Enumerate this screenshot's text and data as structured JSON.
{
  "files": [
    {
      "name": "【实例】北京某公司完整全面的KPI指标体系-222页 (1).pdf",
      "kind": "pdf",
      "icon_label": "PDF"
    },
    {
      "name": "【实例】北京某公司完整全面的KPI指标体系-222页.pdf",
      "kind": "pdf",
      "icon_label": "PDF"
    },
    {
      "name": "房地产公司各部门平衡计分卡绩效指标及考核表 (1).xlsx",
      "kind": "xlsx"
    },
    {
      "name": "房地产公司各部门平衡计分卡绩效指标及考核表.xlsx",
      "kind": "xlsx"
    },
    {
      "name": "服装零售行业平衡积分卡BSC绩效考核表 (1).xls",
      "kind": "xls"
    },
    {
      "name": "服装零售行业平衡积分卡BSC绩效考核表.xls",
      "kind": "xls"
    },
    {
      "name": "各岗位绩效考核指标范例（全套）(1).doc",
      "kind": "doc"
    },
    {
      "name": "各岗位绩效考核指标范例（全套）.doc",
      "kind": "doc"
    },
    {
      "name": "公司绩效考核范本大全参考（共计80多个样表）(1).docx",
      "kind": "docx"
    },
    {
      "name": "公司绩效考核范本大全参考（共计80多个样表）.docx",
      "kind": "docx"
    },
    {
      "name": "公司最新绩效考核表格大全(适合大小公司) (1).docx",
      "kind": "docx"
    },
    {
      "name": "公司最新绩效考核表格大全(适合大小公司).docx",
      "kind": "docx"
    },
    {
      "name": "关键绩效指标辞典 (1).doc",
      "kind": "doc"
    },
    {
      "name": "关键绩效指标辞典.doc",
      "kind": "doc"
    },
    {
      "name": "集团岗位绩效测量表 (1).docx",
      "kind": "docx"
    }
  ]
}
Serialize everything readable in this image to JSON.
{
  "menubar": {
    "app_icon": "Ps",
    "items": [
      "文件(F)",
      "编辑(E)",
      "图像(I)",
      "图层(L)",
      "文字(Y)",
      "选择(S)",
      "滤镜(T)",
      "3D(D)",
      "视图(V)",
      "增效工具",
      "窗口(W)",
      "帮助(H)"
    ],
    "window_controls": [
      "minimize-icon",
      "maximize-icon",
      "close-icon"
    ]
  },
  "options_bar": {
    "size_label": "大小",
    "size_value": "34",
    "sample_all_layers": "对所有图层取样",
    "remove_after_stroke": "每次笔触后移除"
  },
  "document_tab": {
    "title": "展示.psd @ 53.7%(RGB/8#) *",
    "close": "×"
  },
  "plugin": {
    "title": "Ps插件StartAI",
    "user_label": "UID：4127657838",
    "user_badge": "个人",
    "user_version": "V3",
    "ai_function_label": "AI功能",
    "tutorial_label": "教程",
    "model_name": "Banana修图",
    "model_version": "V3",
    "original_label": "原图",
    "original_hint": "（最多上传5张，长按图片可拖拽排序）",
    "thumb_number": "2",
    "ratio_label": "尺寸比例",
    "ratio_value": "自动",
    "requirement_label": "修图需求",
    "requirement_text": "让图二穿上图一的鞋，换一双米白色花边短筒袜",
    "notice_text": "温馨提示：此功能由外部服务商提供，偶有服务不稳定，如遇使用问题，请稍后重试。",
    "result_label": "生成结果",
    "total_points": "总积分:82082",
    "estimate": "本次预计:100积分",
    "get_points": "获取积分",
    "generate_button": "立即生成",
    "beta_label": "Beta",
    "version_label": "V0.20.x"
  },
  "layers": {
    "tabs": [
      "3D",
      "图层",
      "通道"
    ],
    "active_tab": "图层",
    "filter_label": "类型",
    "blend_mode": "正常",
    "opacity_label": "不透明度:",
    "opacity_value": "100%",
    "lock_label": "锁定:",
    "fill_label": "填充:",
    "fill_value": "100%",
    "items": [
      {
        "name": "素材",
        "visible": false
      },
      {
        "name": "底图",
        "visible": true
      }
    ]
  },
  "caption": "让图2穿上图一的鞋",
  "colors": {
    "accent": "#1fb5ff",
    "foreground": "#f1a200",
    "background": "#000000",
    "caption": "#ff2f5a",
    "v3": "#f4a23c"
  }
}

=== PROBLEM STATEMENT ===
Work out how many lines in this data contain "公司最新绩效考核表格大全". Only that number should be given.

=== RESPONSE TO THE EXERCISE ===
2